Swiss families to lose 250 francs a month to rising cost of living, union says
The Swiss Trade Union Federation (SGB), the largest trade union in Switzerland, has sounded the alarm over the rising cost of living. According to the union, a family in Switzerland could be paying 3.000 Swiss francs a year more in costs by the end of 2022.
Inflation in Switzerland means higher cost of living for families
Currently, inflation in Switzerland is over 2 percent. This is not particularly high in comparison to other European nations like the Netherlands or Germany, which has seen inflation highs of 7,3 percent, but still a dramatic rise for Switzerland.
The SGB said that alongside consumer prices, the cost of health insurance is also expected to increase by up to 10 percent by the end of the year.
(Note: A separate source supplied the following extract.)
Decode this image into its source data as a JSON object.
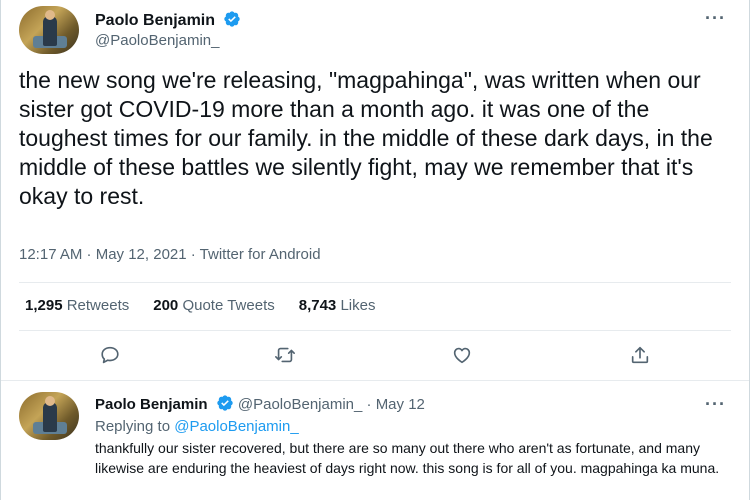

According to their estimates, a family with two children will see their purchasing power fall by 3.000 Swiss francs a year by the end of 2022, while individuals will see a fall of 1.600 Swiss francs.
Union demands higher wages for workers in Switzerland
The SGB claimed that now is a “favourable” time for wage increases across the board, as currently top earners are being granted higher salaries, while Swiss cantons are set to return to achieving surpluses after the pandemic. The group reiterated its demand that every worker in Switzerland should receive a salary that changes depending on the cost of living, and that all employees should receive a wage of at least 4.000 Swiss francs a month.
In response, the chief economist for the Swiss Employers’ Association, Simon Wey, said that a salary increase for “all sectors and businesses” was not possible. He made the point that international companies “cannot just raise wages” exclusively in Switzerland, as they would be forced to raise salaries in every country they operate in.
Swiss government drafting emergency plans to cope with cost of living
Currently, the Swiss government is drafting emergency plans to cope with the rising cost of energy, and many political parties have started to draft referendums that would cap or reduce health insurance premiums and reduce Swiss taxes.
Concluding his interview with SRF, the President of the SGB, Pierre-Yves Maillard, warned that instead of worrying about being able to afford to eat at a restaurant, many people in Switzerland are now concerned that they will not be able to pay their rent, insurance and fixed charges.